* **Data listing**
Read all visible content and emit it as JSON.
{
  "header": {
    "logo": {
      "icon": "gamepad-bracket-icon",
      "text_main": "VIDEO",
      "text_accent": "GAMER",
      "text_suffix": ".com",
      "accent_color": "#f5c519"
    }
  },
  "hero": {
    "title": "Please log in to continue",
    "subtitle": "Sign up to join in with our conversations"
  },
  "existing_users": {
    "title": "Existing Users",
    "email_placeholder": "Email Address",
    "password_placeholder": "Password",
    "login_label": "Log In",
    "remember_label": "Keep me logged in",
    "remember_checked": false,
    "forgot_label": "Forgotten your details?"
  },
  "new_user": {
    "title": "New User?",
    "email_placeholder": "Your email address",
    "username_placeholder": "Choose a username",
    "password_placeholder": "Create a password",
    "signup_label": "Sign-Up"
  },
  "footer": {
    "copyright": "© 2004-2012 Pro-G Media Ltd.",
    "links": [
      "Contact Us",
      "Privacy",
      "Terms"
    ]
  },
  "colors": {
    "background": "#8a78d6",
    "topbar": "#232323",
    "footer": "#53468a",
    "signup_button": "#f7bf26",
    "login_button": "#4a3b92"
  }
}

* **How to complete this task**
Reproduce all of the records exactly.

* **Your solution**
Read all visible content and emit it as JSON.
{
  "header": {
    "logo": {
      "icon": "gamepad-bracket-icon",
      "text_main": "VIDEO",
      "text_accent": "GAMER",
      "text_suffix": ".com",
      "accent_color": "#f5c519"
    }
  },
  "hero": {
    "title": "Please log in to continue",
    "subtitle": "Sign up to join in with our conversations"
  },
  "existing_users": {
    "title": "Existing Users",
    "email_placeholder": "Email Address",
    "password_placeholder": "Password",
    "login_label": "Log In",
    "remember_label": "Keep me logged in",
    "remember_checked": false,
    "forgot_label": "Forgotten your details?"
  },
  "new_user": {
    "title": "New User?",
    "email_placeholder": "Your email address",
    "username_placeholder": "Choose a username",
    "password_placeholder": "Create a password",
    "signup_label": "Sign-Up"
  },
  "footer": {
    "copyright": "© 2004-2012 Pro-G Media Ltd.",
    "links": [
      "Contact Us",
      "Privacy",
      "Terms"
    ]
  },
  "colors": {
    "background": "#8a78d6",
    "topbar": "#232323",
    "footer": "#53468a",
    "signup_button": "#f7bf26",
    "login_button": "#4a3b92"
  }
}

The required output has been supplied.